Building a Fact Map

For basic information about the Default Mode Network go here:

The Default Mode Network (DMN)

A technique of using the DMN to solve complex problems is described in the book “Halls of the Mind” by the Russian psychotherapist Andrey Kurpatov.

A summary of the technique of “loading” the DMN with the necessary information and receiving a result of its work is described below.

The DMN can not be addressed directly through thoughts. We can not “talk” to it but it can “talk” to us. For that reason it could be referred to as “the subconscious mind” but that phrase is not very approproate because it could be interpreted as implying that the “conscious mind” is superior.

For the DMN to construct an intellectual object (a fully formed model of reality) it must have enough information. If some information is missing the model is not complete and does not reflect reality properly. Note the use of the word “model” – the claim is not that reality itself is being grasped and described by the DNM.

To supply the DMN with all the possible information pieces needed to produce a result one must describe them in a very exhaustive fashion. That means that information needs to be clearly laid out and added to over time. For complex problems (models of reality) that can not be done by just consciously focusing on the pieces of information. What is needed is visualization of the information and time to find all the available details.

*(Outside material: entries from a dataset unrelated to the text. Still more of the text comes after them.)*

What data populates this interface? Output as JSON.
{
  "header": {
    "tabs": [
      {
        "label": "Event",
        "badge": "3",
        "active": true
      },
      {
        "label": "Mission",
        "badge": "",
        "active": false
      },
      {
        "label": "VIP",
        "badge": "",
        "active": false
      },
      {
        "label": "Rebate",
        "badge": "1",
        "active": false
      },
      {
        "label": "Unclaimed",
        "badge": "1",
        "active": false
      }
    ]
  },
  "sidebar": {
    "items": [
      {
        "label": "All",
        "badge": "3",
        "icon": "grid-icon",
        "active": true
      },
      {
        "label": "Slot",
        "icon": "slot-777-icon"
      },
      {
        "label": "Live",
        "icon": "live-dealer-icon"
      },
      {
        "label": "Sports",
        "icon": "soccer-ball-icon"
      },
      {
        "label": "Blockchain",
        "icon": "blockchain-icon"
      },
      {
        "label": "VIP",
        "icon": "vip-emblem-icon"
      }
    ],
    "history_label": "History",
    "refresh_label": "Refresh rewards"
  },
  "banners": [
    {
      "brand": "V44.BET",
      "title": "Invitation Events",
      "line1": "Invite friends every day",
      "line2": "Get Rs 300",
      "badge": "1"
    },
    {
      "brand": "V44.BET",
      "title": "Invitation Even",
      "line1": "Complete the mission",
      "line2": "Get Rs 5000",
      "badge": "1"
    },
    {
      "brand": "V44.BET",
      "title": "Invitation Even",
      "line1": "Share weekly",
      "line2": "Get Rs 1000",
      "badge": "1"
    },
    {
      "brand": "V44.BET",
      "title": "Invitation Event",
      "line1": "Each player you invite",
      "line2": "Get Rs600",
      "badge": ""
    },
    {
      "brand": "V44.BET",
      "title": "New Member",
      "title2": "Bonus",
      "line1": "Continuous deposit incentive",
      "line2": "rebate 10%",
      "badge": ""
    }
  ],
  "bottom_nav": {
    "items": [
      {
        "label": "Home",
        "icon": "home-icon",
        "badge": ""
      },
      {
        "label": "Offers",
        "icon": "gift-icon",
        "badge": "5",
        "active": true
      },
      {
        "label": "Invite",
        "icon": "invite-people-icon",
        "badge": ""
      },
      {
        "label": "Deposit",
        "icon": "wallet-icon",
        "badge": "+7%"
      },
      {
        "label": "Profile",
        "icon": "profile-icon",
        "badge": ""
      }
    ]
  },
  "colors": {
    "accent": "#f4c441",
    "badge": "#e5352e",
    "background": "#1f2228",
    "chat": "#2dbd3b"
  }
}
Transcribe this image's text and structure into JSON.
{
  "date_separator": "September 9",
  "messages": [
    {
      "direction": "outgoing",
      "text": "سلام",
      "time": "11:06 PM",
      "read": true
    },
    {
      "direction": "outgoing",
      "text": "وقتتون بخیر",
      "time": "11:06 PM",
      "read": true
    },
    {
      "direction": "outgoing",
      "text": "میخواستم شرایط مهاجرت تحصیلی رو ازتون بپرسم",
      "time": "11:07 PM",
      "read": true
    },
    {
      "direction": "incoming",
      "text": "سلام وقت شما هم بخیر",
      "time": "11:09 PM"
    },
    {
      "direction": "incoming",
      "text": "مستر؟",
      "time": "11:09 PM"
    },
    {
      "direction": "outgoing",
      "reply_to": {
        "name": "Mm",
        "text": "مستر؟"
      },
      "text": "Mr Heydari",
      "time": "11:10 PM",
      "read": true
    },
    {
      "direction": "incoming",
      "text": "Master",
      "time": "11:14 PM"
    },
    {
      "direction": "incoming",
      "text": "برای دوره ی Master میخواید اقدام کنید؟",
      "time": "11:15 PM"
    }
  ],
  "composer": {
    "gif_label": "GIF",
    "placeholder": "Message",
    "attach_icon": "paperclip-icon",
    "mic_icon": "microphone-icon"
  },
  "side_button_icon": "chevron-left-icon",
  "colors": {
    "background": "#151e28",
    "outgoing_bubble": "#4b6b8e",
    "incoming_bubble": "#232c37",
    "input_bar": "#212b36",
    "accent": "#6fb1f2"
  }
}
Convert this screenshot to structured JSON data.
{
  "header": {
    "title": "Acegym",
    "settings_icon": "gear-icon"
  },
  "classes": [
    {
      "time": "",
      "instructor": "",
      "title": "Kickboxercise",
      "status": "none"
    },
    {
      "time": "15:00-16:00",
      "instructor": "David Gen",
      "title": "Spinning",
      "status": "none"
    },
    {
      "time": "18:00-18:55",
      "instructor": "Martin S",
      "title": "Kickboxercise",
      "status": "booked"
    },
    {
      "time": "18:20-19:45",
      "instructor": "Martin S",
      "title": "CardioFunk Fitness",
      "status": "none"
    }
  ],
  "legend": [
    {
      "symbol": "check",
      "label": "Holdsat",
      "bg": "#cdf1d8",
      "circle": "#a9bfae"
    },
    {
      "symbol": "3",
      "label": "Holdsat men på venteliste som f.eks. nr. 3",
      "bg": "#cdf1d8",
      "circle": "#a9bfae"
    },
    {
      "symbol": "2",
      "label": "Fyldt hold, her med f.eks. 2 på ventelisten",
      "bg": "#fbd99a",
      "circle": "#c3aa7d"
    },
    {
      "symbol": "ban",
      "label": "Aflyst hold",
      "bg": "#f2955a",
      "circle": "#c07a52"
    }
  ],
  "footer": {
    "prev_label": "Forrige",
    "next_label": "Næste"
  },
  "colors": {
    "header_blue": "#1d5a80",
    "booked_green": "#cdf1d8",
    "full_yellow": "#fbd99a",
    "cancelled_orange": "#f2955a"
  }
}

Fact Map

The information gathering is done by building a “Fact Map”.
The Fact Map is a visual description of all the information needed to solve a problem.
The information is written, drawn, connected with lines etc.

Building the Fact Map

The Fact Map is built using the following steps:

1. “Loading” the information

It involves recording all known data on paper.

:::;;; a: Tactile and visual experience

  • Facts are recorded on the paper in an interconnected way – not just listed one after the other. Using lines to connect different parts, grouping, outlining etc.grouping, outlining etc.should be recorded on paper, not through a keyboard.
  • Facts are recorded on the paper in an interconnected way – not just listed one after the other. Using lines to connect different parts, grouping, outlining etc.

:::::: b: Distraction-free environment

  • Focusing on the data recording needs to be done in a completely distraction-free environment.

:::::: c: Time line

  • It has been found that an average of at least 23 minutes are needed for the brain to switch from processing all kinds of tasks to focusing on one task – the problem that is being solved.

:::::: d: “Puzzled” state

  • The gathering of information and focusing on it should always end with reaching a state in which question(s) arise about how all the information relates to each other. At this point the “loading” of information should stop.

2. Further information gathering

In this step forgotten, missed, or new facts are recorded. Information gathering is not simply looking for more information. It is also letting the information “settle”.

3. Cyclical repetition of steps A and B

This step could take a long time. It involves cyclical repetions of step A followed by step B. One returns to the initial Fact Map and adds new details and connections to it.

4. Final result

The final result is a solution or a different view of the original problem.
When gathering the information (steps A and B) the DMN builds the model of reality needed to solve the problem. It forms gradually and without a conscious sensation for the growth.

The final result often comes suddenly – during activites not related to solving the problem. The result is a complex model of reality consisting of logically interconnected parts.